Fossil-free hydrogen is a versatile fuel that emits water instead of carbon dioxide when used. The Industrial Emissions Face Mist is made from actual wastewater from a factory powered by fossil-free hydrogen. The emissions are so clean that, in theory, they could become part of your skincare routine.

Fossil-free hydrogen holds the potential to decarbonize entire industries and thereby reduce carbon emissions significantly, especially in industries such as steel production — which is responsible for seven percent of the world's total carbon dioxide emissions.

“We aim to highlight the potential of fossil-free hydrogen by showcasing that when used as fuel only water is emitted. The ‘Industrial Emissions Face Mist’ is made of real wastewater from the steelmaking process taking place at the HYBRIT pilot plant in Luleå, Sweden,” says Mikael Nordlander, Director of Industry Decarbonization at Vattenfall. “We aim to show the potential of fossil-free hydrogen and inspire others to join us in the transition towards a cleaner and more sustainable future.”

The key ingredient in the face mist is wastewater from the HYBRIT plant — a collaboration between Vattenfall, steel manufacturer SSAB and mining company LKAB. The partnership aims to develop a process for fossil-free steelmaking, using hydrogen produced with fossil-free electricity.

Vattenfall says the advantages of fossil-free hydrogen are not constrained to steel; the fuel has the potential to power heavy industries across different areas — including refinery and petrochemicals — enabling a shift towards a more climate-friendly future. Vattenfall is conducting feasibility studies together with partners Preem and St1 to investigate an offshore wind-based infrastructure to supply fossil-free hydrogen for the production of fuels for heavy transport and aviation. The first drop of sustainable aviation fuel made from fossil-free hydrogen is expected in 2029.

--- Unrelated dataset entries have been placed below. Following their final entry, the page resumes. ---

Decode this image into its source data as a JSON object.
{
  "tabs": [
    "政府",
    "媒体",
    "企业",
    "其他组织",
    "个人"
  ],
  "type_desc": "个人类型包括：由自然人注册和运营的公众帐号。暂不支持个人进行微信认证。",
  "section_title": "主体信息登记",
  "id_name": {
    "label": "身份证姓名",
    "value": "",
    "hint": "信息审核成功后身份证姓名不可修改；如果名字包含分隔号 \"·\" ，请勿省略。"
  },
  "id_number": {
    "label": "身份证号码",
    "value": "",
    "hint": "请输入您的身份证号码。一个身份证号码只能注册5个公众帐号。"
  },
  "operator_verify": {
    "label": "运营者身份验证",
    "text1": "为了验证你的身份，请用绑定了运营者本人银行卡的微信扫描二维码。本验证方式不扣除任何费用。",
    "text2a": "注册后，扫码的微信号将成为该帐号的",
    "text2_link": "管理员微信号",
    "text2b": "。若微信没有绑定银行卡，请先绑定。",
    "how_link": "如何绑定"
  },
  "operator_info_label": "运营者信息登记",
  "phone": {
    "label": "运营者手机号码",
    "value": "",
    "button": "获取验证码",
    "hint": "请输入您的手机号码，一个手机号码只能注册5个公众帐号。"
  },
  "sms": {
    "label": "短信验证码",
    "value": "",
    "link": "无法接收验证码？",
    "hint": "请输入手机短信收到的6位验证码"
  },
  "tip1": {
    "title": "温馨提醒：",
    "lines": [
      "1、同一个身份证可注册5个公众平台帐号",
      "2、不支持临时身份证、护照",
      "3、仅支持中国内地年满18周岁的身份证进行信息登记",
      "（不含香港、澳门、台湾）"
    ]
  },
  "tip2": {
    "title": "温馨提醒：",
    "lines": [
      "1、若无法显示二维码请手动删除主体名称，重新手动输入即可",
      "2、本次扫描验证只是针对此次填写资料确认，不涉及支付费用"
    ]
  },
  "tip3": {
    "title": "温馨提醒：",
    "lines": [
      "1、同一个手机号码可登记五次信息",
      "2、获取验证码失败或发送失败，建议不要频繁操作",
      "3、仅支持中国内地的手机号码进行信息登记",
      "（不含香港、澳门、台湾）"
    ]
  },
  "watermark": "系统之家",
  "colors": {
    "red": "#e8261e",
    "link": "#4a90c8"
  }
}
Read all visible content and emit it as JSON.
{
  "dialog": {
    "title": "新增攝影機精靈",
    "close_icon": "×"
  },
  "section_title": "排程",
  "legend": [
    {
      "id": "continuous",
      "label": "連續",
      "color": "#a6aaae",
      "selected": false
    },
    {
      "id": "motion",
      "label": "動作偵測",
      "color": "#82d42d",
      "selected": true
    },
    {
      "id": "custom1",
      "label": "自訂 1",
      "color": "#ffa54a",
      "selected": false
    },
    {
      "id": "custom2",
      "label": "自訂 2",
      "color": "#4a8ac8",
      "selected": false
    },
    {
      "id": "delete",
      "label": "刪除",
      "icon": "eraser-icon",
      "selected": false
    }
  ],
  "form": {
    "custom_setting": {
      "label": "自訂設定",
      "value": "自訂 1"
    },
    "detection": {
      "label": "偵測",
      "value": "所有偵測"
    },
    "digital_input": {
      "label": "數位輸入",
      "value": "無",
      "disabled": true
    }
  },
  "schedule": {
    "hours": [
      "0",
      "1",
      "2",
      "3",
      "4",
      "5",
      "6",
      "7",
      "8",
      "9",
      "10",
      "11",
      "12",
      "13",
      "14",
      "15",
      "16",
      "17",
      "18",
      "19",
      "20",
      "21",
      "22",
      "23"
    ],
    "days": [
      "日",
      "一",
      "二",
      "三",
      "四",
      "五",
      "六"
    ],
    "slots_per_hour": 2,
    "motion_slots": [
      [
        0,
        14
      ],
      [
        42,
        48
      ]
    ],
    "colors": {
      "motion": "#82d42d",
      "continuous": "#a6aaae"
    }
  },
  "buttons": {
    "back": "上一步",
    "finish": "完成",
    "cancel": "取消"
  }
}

“Throughout this project, I have learned so much about fossil-free hydrogen — working with Vattenfall has allowed me to see firsthand how this fuel works and how it can transform entire industries,” Delevingne says. “I’m thrilled to be part of this project and raise awareness about an initiative that demonstrates the huge potential of fossil-free hydrogen in replacing fossil fuels. If it takes applying the emissions on my face to spread this message, I am willing to do it.”

Paul Morel, Brand Campaign Manager at Vattenfall, says Delevingne’s commitment to promoting a fossil-free future played a central role in the collaboration.

“Vattenfall acknowledges Cara Delevingne’s important voice as a climate advocate in her community — especially her ability to highlight positive, sustainable change,” he says. “In this project, Cara plays a key role to raise awareness and inform people about fossil-free hydrogen, as well as Vattenfall’s goal of achieving fossil-free living within one generation.“

While the Vattenfall face mist is an actual face mist — produced for use in the campaign by Swedish sustainable personal-care brand c/o Gerd — only a limited number of bottles have been produced and it is not for sale; but readers in Sweden, Finland and Germany who are interested in adding the face mist to their skincare routines can sign up to receive a bottle here.